By: Sam Crosby
With WMSi’s move into our exciting new location in Littleton, we found ourselves with far more space than ever before. With this space came the ability to be more purposeful in our design and use of the room. We host everything from summer camps to teacher professional development events in our maker space, so flexibility is key. This was our primary motivation when it came to creating tables for the space.
As with most design projects, our tables started out with just an idea--or several, rather. We wanted the table tops to be able to flip vertical with a whiteboard surface, we needed them to roll, and we needed them to be sturdy enough to serve as work benches while retaining a professional appearance.
Naturally, we did consider commercially available options as well, but the tables within our budget did not meet all of our design criteria. With a shop and my time at our disposal this summer, we decided to engineer & design our own WMSi tables. While this met our design constraints, we also gained the less tangible benefit of communication of WMSi ideals and branding. By showcasing how we use the engineering process in a real-life application with a budget of several thousand dollars and a timeframe of a couple months, we demonstrate the reasoning for the use of this process in our camps. It can at times be challenging for some of our younger campers to make the connection between camp projects and real-life applications, and telling the backstory of the very tables they sit at could illuminate this connection.

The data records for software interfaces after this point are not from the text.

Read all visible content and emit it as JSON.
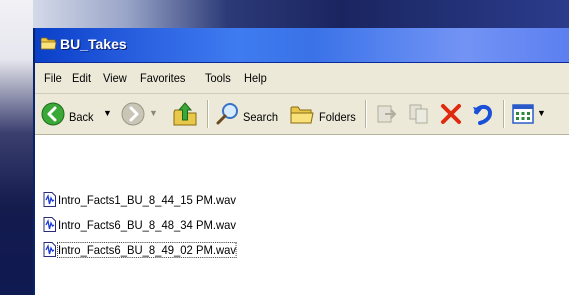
{
  "window": {
    "title": "BU_Takes"
  },
  "menu": {
    "items": [
      "File",
      "Edit",
      "View",
      "Favorites",
      "Tools",
      "Help"
    ]
  },
  "toolbar": {
    "back_label": "Back",
    "search_label": "Search",
    "folders_label": "Folders"
  },
  "files": [
    {
      "name": "Intro_Facts1_BU_8_44_15 PM.wav",
      "selected": false
    },
    {
      "name": "Intro_Facts6_BU_8_48_34 PM.wav",
      "selected": false
    },
    {
      "name": "Intro_Facts6_BU_8_49_02 PM.wav",
      "selected": true
    }
  ],
  "colors": {
    "titlebar": "#2a61e0",
    "chrome": "#ece9d8",
    "back_green": "#3aa836",
    "delete_red": "#e02a10",
    "undo_blue": "#1a4fd8"
  },
  "icons": {
    "title": "folder-icon",
    "file": "wav-audio-file-icon"
  }
}
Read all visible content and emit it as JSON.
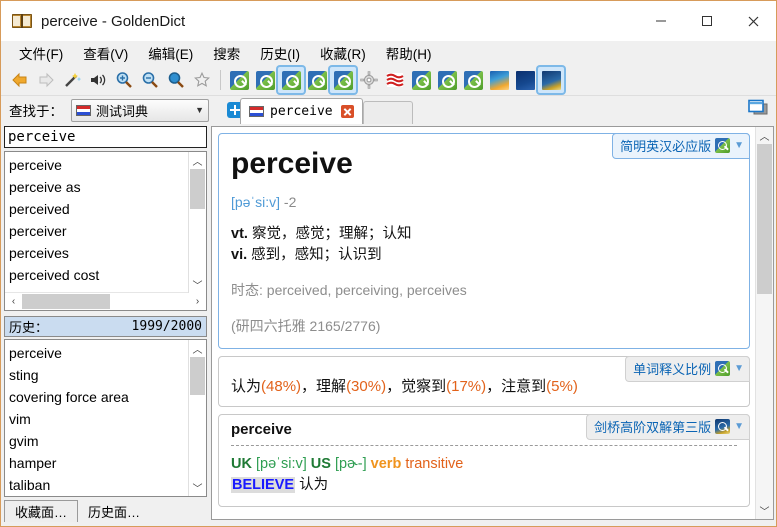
{
  "window": {
    "title": "perceive - GoldenDict",
    "app_icon": "book-icon",
    "minimize": "minimize-icon",
    "maximize": "maximize-icon",
    "close": "close-icon"
  },
  "menu": [
    {
      "label": "文件(F)"
    },
    {
      "label": "查看(V)"
    },
    {
      "label": "编辑(E)"
    },
    {
      "label": "搜索"
    },
    {
      "label": "历史(I)"
    },
    {
      "label": "收藏(R)"
    },
    {
      "label": "帮助(H)"
    }
  ],
  "toolbar": {
    "nav_icons": [
      "back-arrow-icon",
      "forward-arrow-icon",
      "magic-wand-icon",
      "speaker-icon",
      "zoom-in-icon",
      "zoom-out-icon",
      "zoom-reset-icon",
      "star-icon"
    ],
    "group_icons": [
      "dictionary-group-icon",
      "dictionary-group-icon",
      "dictionary-group-icon",
      "dictionary-group-icon",
      "dictionary-group-icon",
      "gear-icon",
      "wave-icon",
      "dictionary-group-icon",
      "dictionary-group-icon",
      "dictionary-group-icon",
      "book-cover-icon",
      "book-cover-icon",
      "book-cover-icon"
    ]
  },
  "lookup": {
    "label": "查找于：",
    "group_value": "测试词典",
    "group_flag": "flag-icon",
    "dropdown_arrow": "chevron-down-icon",
    "add_tab": "plus-icon",
    "window_icon": "window-icon"
  },
  "tabs": [
    {
      "label": "perceive",
      "flag": "flag-icon",
      "close": "close-icon"
    }
  ],
  "search": {
    "value": "perceive",
    "placeholder": ""
  },
  "word_list": [
    {
      "label": "perceive"
    },
    {
      "label": "perceive as"
    },
    {
      "label": "perceived"
    },
    {
      "label": "perceiver"
    },
    {
      "label": "perceives"
    },
    {
      "label": "perceived cost"
    }
  ],
  "history": {
    "title": "历史：",
    "count": "1999/2000",
    "items": [
      {
        "label": "perceive"
      },
      {
        "label": "sting"
      },
      {
        "label": "covering force area"
      },
      {
        "label": "vim"
      },
      {
        "label": "gvim"
      },
      {
        "label": "hamper"
      },
      {
        "label": "taliban"
      }
    ]
  },
  "bottom_tabs": [
    {
      "label": "收藏面…",
      "selected": true
    },
    {
      "label": "历史面…",
      "selected": false
    }
  ],
  "articles": [
    {
      "dict_name": "简明英汉必应版",
      "headword": "perceive",
      "phonetic": "[pəˈsi:v]",
      "phonetic_num": "-2",
      "def_vt_pos": "vt.",
      "def_vt": " 察觉，感觉；理解；认知",
      "def_vi_pos": "vi.",
      "def_vi": " 感到，感知；认识到",
      "tense": "时态: perceived, perceiving, perceives",
      "frequency": "(研四六托雅 2165/2776)"
    },
    {
      "dict_name": "单词释义比例",
      "senses": [
        {
          "gloss": "认为",
          "pct": "(48%)"
        },
        {
          "gloss": "理解",
          "pct": "(30%)"
        },
        {
          "gloss": "觉察到",
          "pct": "(17%)"
        },
        {
          "gloss": "注意到",
          "pct": "(5%)"
        }
      ],
      "separator": "，"
    },
    {
      "dict_name": "剑桥高阶双解第三版",
      "headword": "perceive",
      "uk_label": "UK",
      "uk_ipa": "[pəˈsi:v]",
      "us_label": "US",
      "us_ipa": "[pɚ-]",
      "pos": "verb",
      "transitivity": "transitive",
      "sense_tag": "BELIEVE",
      "sense_cn": "认为"
    }
  ],
  "colors": {
    "accent": "#7fb2e5",
    "title_border": "#d79b5a",
    "pct": "#e2621a",
    "phonetic": "#4f9ad6",
    "dict_name": "#0a64b4"
  }
}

Using our CAD and laser cutting tools, I created a model-scale prototype to prove the concept for our table design. Using a simple T-slot in the top bracket, we gained the flip top functionality without the need for hinges. Using the CNC machine only for the small bracket and utilizing simple 2x4 framing for the rest, costs were kept down while strength was maintained. The laser cutter allowed for rapid prototyping as several changes were made to increase stability. The models also proved their value when I presented to the whole team, in that having a visual to go along with our discussion and decision-making process helped everyone picture the more abstract ideas better. This part was instrumental in bringing the WMSi table from idea to reality.
Once the team was satisfied with how the small-scale prototype operated, I began construction on a full-scale prototype. Based on experiences with this, we continued to follow the engineering process as a means to inform the many changes we made to the design. In the below picture, I am adding the caster wheels and compensating for their additional height by dropping the mounting point down for the top bracket.
With our concept proven at both model and full-scale with prototypes, I began constructing the remaining 6 tables we needed. The base portions shown in the photo above were straightforward, but we continued to iterate on the design for the tabletops themselves. Early on, WMSi learned how awesome whiteboard tables are, so this was a paramount aspect of the tops. The challenge was to make the weak, low-quality showerboard into a sturdy and reasonably professional-looking tabletop. By laminating with plywood, finishing the edges with paint, and adding oak edge stripping, we mostly achieved this. In WMSi fashion though, we have identified several changes we would make to the tops the next time around. Yet again, the engineering process at work with our WMSi tables!